"China is an incredibly important trading partner to Queensland. Most of our trade goes to China," she told reporters.
Victorian treasurer Tim Pallas said the meatworks bans were an inevitable consequence of language that vilified China.
Australian relations with China have been heavily strained since Scott Morrison began pushing for a global inquiry into coronavirus.
Beijing's ambassador warned China could boycott Australian produce if the prime minister persisted.
China has since blacklisted four Australian abattoirs and threatened to slap an 80 per cent tariff on barley imports.
Senator Payne insists these are separate issues from the angst over an inquiry.
Eighteen per cent of Australia's beef production is shipped to China, with exports worth more than $3 billion a year.
The four meatworks involved account for more than a third of Australian beef exports.
China's foreign ministry spokesman Zhao Lijian said customs officers had detected repeated violations of inspection and quarantine requirements by a few Australian beef export companies.
"China has decided to suspend, effective immediately, processing four Australian companies' import declarations for meat products," he said.
"The Chinese side has asked the Australian side to conduct a thorough investigation to find the cause and address the issue."
Mr Morrison said the claims related to "paperwork and administration issues".
Australia had raised both the barley and beef issues with China frequently over quite some time and would not shy away from setting out its case, he told parliament.
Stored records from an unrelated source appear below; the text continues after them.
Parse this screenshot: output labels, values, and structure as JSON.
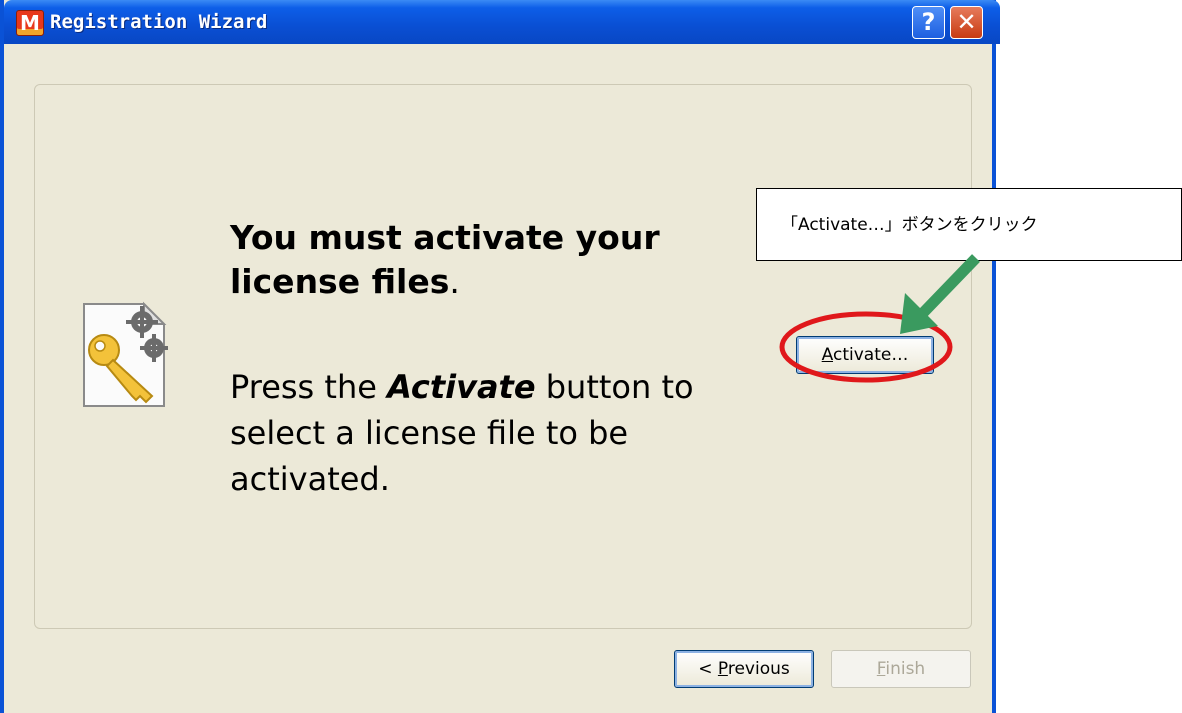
{
  "window": {
    "title": "Registration Wizard",
    "app_icon_letter": "M",
    "help_glyph": "?",
    "close_glyph": "✕"
  },
  "content": {
    "heading_line1": "You must activate your",
    "heading_line2": "license files",
    "heading_period": ".",
    "body_prefix": "Press the ",
    "body_emphasis": "Activate",
    "body_suffix_line1": " button to",
    "body_line2": "select a license file to be",
    "body_line3": "activated."
  },
  "buttons": {
    "activate_mnemonic": "A",
    "activate_rest": "ctivate…",
    "previous_prefix": "< ",
    "previous_mnemonic": "P",
    "previous_rest": "revious",
    "finish_mnemonic": "F",
    "finish_rest": "inish"
  },
  "annotation": {
    "callout_text": "「Activate…」ボタンをクリック",
    "highlight_color": "#e0181b",
    "arrow_color": "#3a9a5f"
  },
  "icons": {
    "app": "m-app-icon",
    "document": "license-key-document-icon"
  }
}
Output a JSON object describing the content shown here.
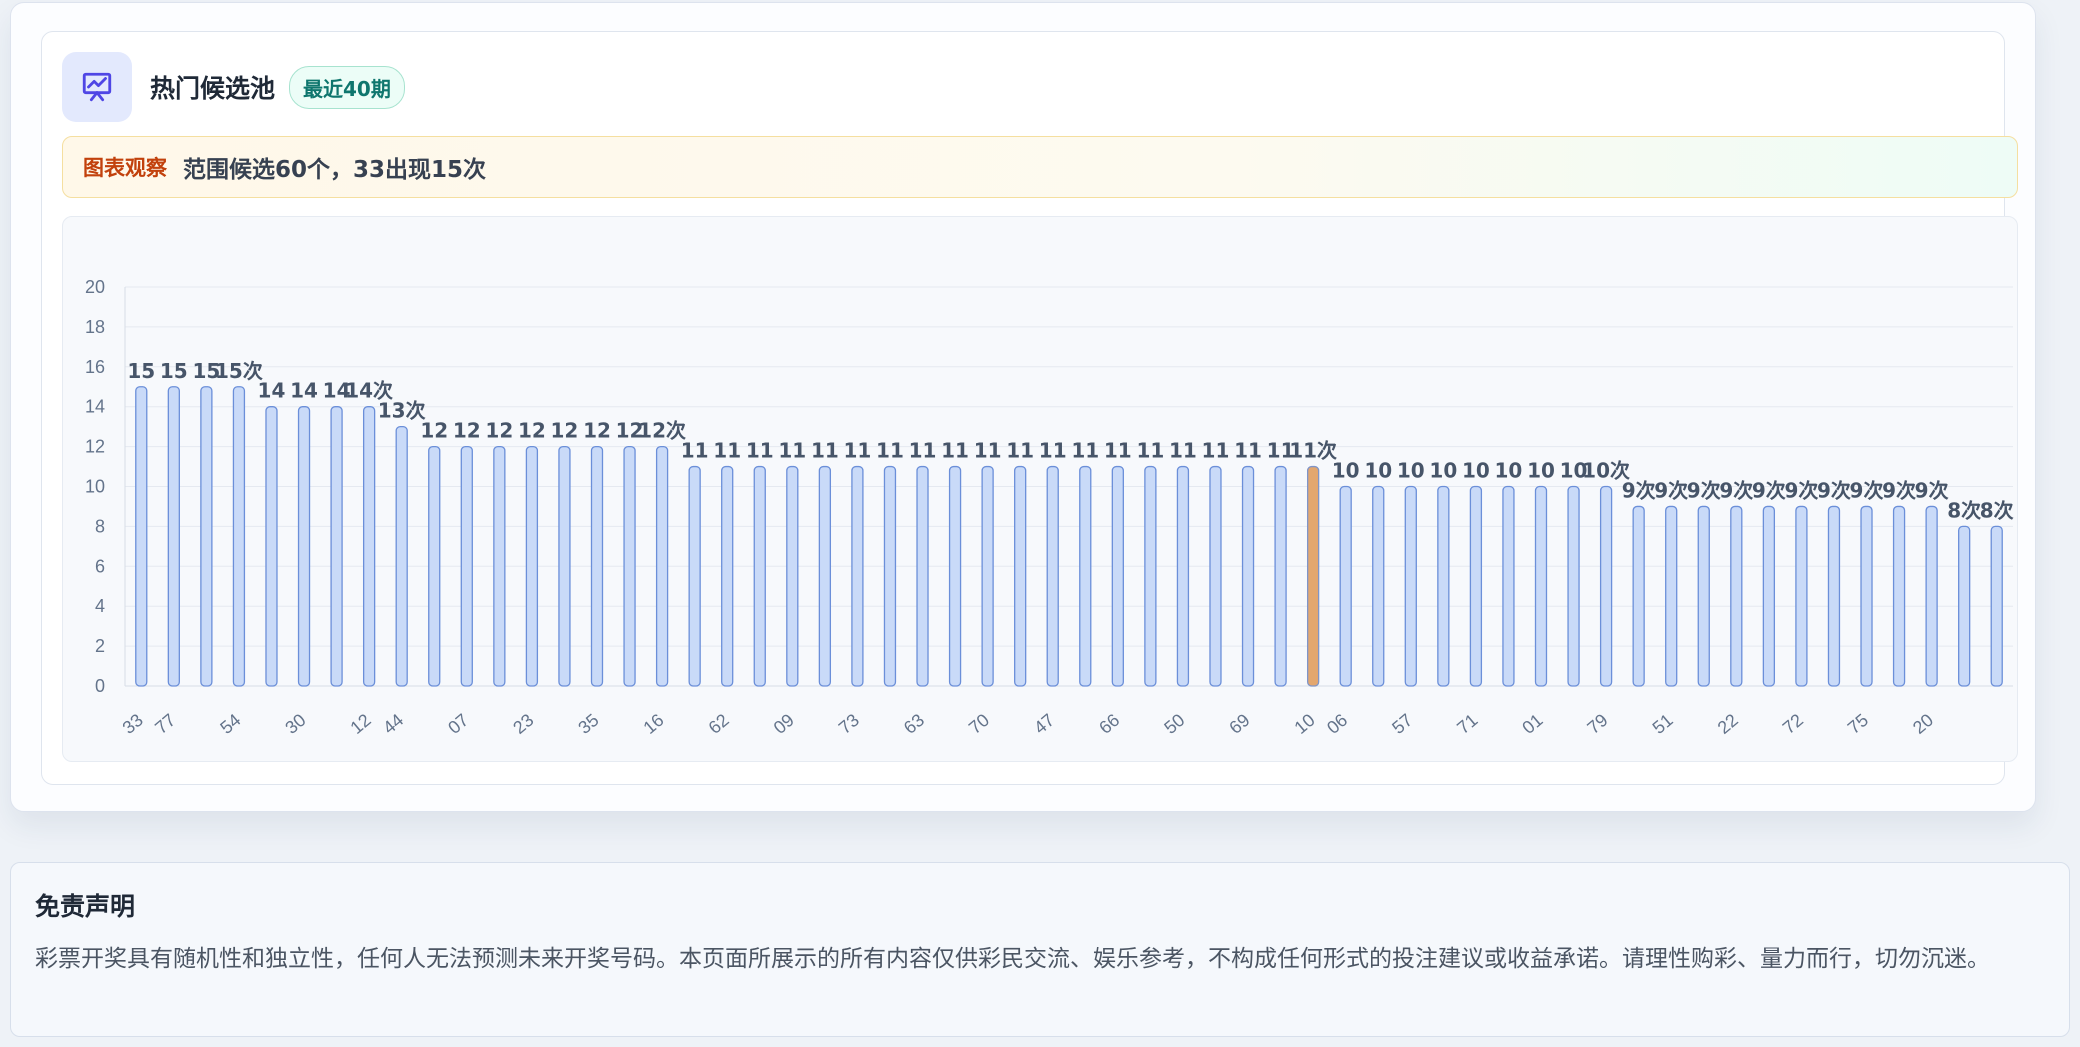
{
  "header": {
    "title": "热门候选池",
    "badge": "最近40期",
    "icon": "chart-presentation-icon"
  },
  "observation": {
    "label": "图表观察",
    "text": "范围候选60个，33出现15次"
  },
  "colors": {
    "bar_fill": "#c9daf8",
    "bar_stroke": "#6b8fd9",
    "highlight_fill": "#e3a76f",
    "highlight_stroke": "#8095c8",
    "label": "#475569",
    "axis_text": "#64748b",
    "grid": "#e5e9f0"
  },
  "chart_data": {
    "type": "bar",
    "title": "",
    "xlabel": "",
    "ylabel": "",
    "ylim": [
      0,
      20
    ],
    "yticks": [
      0,
      2,
      4,
      6,
      8,
      10,
      12,
      14,
      16,
      18,
      20
    ],
    "grid": true,
    "categories": [
      "33",
      "77",
      "",
      "54",
      "",
      "30",
      "",
      "12",
      "44",
      "",
      "07",
      "",
      "23",
      "",
      "35",
      "",
      "16",
      "",
      "62",
      "",
      "09",
      "",
      "73",
      "",
      "63",
      "",
      "70",
      "",
      "47",
      "",
      "66",
      "",
      "50",
      "",
      "69",
      "",
      "10",
      "06",
      "",
      "57",
      "",
      "71",
      "",
      "01",
      "",
      "79",
      "",
      "51",
      "",
      "22",
      "",
      "72",
      "",
      "75",
      "",
      "20",
      ""
    ],
    "values": [
      15,
      15,
      15,
      15,
      14,
      14,
      14,
      14,
      13,
      12,
      12,
      12,
      12,
      12,
      12,
      12,
      12,
      11,
      11,
      11,
      11,
      11,
      11,
      11,
      11,
      11,
      11,
      11,
      11,
      11,
      11,
      11,
      11,
      11,
      11,
      11,
      11,
      10,
      10,
      10,
      10,
      10,
      10,
      10,
      10,
      10,
      9,
      9,
      9,
      9,
      9,
      9,
      9,
      9,
      9,
      9,
      8,
      8
    ],
    "value_labels": [
      "15",
      "15",
      "15",
      "15次",
      "14",
      "14",
      "14",
      "14次",
      "13次",
      "12",
      "12",
      "12",
      "12",
      "12",
      "12",
      "12",
      "12次",
      "11",
      "11",
      "11",
      "11",
      "11",
      "11",
      "11",
      "11",
      "11",
      "11",
      "11",
      "11",
      "11",
      "11",
      "11",
      "11",
      "11",
      "11",
      "11",
      "11次",
      "10",
      "10",
      "10",
      "10",
      "10",
      "10",
      "10",
      "10",
      "10次",
      "9次",
      "9次",
      "9次",
      "9次",
      "9次",
      "9次",
      "9次",
      "9次",
      "9次",
      "9次",
      "8次",
      "8次"
    ],
    "highlight_index": 36
  },
  "disclaimer": {
    "title": "免责声明",
    "text": "彩票开奖具有随机性和独立性，任何人无法预测未来开奖号码。本页面所展示的所有内容仅供彩民交流、娱乐参考，不构成任何形式的投注建议或收益承诺。请理性购彩、量力而行，切勿沉迷。"
  }
}
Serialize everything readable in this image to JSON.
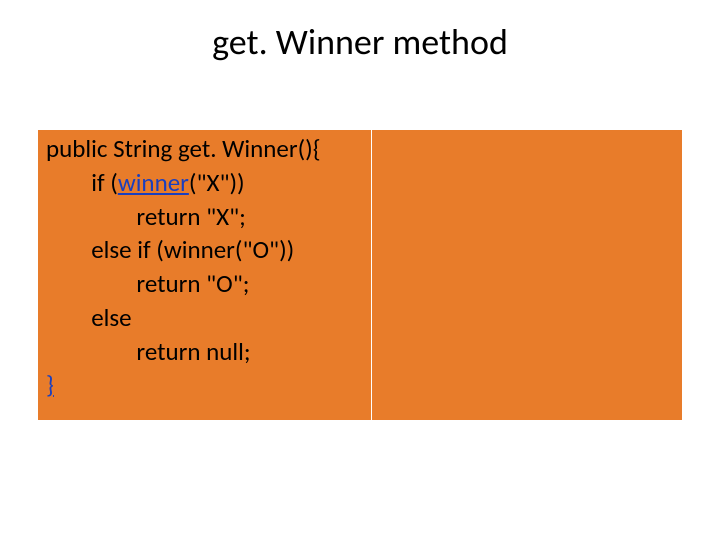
{
  "title": "get. Winner method",
  "code": {
    "l1a": "public String get. Winner(){",
    "l2a": "        if (",
    "l2b": "winner",
    "l2c": "(\"X\"))",
    "l3": "                return \"X\";",
    "l4": "        else if (winner(\"O\"))",
    "l5": "                return \"O\";",
    "l6": "        else",
    "l7": "                return null;",
    "l8": "}"
  }
}
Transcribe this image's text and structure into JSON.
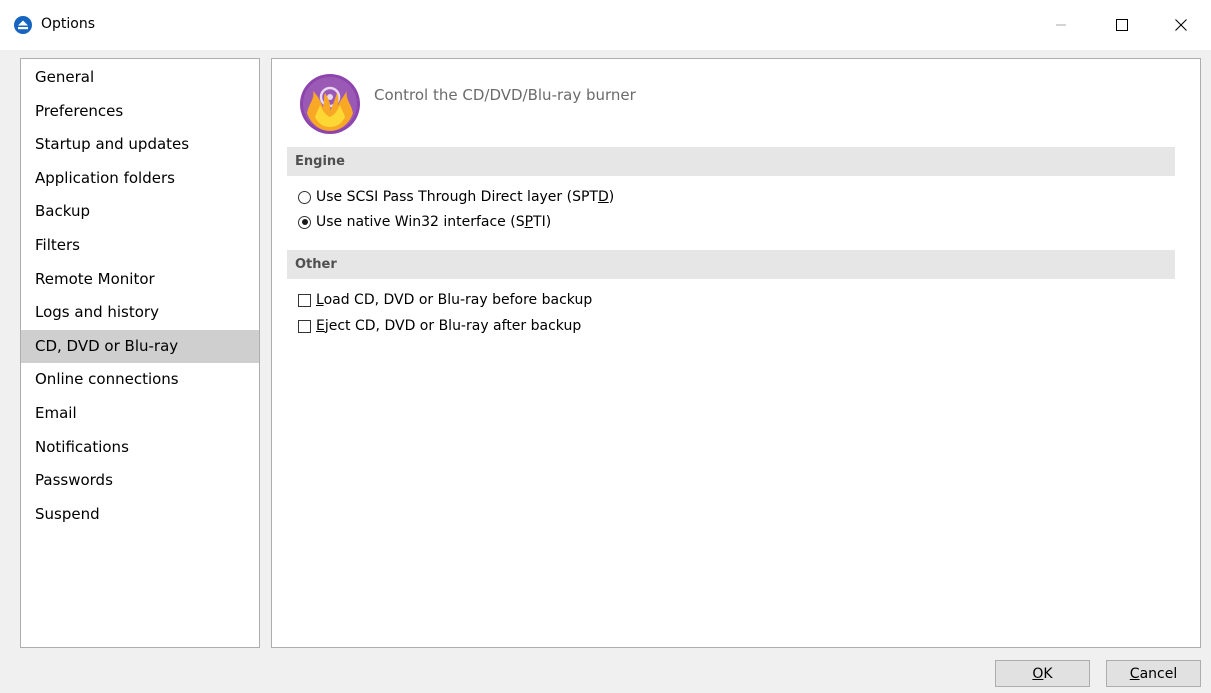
{
  "window": {
    "title": "Options"
  },
  "nav": {
    "items": [
      {
        "label": "General"
      },
      {
        "label": "Preferences"
      },
      {
        "label": "Startup and updates"
      },
      {
        "label": "Application folders"
      },
      {
        "label": "Backup"
      },
      {
        "label": "Filters"
      },
      {
        "label": "Remote Monitor"
      },
      {
        "label": "Logs and history"
      },
      {
        "label": "CD, DVD or Blu-ray"
      },
      {
        "label": "Online connections"
      },
      {
        "label": "Email"
      },
      {
        "label": "Notifications"
      },
      {
        "label": "Passwords"
      },
      {
        "label": "Suspend"
      }
    ],
    "selected_index": 8
  },
  "content": {
    "header_text": "Control the CD/DVD/Blu-ray burner",
    "header_icon": "disc-flame-icon",
    "engine": {
      "title": "Engine",
      "options": [
        {
          "label_before": "Use SCSI Pass Through Direct layer (SPT",
          "mnemonic": "D",
          "label_after": ")",
          "checked": false
        },
        {
          "label_before": "Use native Win32 interface (S",
          "mnemonic": "P",
          "label_after": "TI)",
          "checked": true
        }
      ]
    },
    "other": {
      "title": "Other",
      "options": [
        {
          "mnemonic": "L",
          "label_after": "oad CD, DVD or Blu-ray before backup",
          "checked": false
        },
        {
          "mnemonic": "E",
          "label_after": "ject CD, DVD or Blu-ray after backup",
          "checked": false
        }
      ]
    }
  },
  "buttons": {
    "ok": {
      "mnemonic": "O",
      "rest": "K"
    },
    "cancel": {
      "mnemonic": "C",
      "rest": "ancel"
    }
  },
  "colors": {
    "selected_nav": "#cfcfcf",
    "section_header_bg": "#e6e6e6",
    "app_icon": "#1565c0",
    "disc_icon_bg": "#8e44ad",
    "flame": "#f9a825"
  }
}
"From time to time there will be differences of views about those issues and we will seek to progress them very constructively in the national interest, always in the national interest," Mr Morrison said.
Australian Associated Press